- [Exercise prompt]: Beginning at the line that holds "Read all visible content and emit it as JSON.", restate each line exactly through the final line of the records. Include both of those lines.

Web page and app entries
---+---
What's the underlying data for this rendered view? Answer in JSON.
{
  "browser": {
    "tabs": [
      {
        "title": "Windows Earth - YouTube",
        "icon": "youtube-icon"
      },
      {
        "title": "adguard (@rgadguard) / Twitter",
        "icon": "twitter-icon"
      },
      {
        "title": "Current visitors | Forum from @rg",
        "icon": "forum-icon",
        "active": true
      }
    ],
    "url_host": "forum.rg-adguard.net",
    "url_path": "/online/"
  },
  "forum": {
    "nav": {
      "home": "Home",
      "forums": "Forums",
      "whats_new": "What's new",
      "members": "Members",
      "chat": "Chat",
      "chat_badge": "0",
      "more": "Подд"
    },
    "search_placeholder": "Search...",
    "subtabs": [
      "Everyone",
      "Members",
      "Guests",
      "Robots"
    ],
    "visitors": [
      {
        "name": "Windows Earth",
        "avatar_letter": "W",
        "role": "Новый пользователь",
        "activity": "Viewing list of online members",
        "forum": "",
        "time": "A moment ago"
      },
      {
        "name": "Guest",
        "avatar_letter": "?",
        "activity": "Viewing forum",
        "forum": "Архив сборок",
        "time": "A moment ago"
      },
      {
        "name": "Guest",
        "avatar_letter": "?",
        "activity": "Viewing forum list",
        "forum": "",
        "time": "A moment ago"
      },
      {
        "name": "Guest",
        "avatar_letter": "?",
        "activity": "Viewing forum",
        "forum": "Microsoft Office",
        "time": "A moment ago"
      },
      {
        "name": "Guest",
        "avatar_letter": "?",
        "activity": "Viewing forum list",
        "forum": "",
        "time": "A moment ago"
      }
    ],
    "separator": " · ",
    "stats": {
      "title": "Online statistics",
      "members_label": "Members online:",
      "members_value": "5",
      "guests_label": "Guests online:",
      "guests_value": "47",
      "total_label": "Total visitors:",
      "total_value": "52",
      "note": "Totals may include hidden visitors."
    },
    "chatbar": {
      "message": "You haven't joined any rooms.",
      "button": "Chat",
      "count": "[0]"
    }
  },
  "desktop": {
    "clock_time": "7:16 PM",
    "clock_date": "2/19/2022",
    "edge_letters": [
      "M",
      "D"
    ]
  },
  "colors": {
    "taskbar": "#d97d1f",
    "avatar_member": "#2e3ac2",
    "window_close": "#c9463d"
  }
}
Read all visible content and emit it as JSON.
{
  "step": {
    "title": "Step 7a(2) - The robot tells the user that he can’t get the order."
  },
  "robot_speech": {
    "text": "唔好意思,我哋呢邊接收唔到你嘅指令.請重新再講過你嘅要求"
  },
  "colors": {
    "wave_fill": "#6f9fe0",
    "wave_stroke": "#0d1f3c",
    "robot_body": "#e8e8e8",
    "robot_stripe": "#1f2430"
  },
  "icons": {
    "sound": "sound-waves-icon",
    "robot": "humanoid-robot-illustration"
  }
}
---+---
- [Task result]:
Read all visible content and emit it as JSON.
{
  "step": {
    "title": "Step 7a(2) - The robot tells the user that he can’t get the order."
  },
  "robot_speech": {
    "text": "唔好意思,我哋呢邊接收唔到你嘅指令.請重新再講過你嘅要求"
  },
  "colors": {
    "wave_fill": "#6f9fe0",
    "wave_stroke": "#0d1f3c",
    "robot_body": "#e8e8e8",
    "robot_stripe": "#1f2430"
  },
  "icons": {
    "sound": "sound-waves-icon",
    "robot": "humanoid-robot-illustration"
  }
}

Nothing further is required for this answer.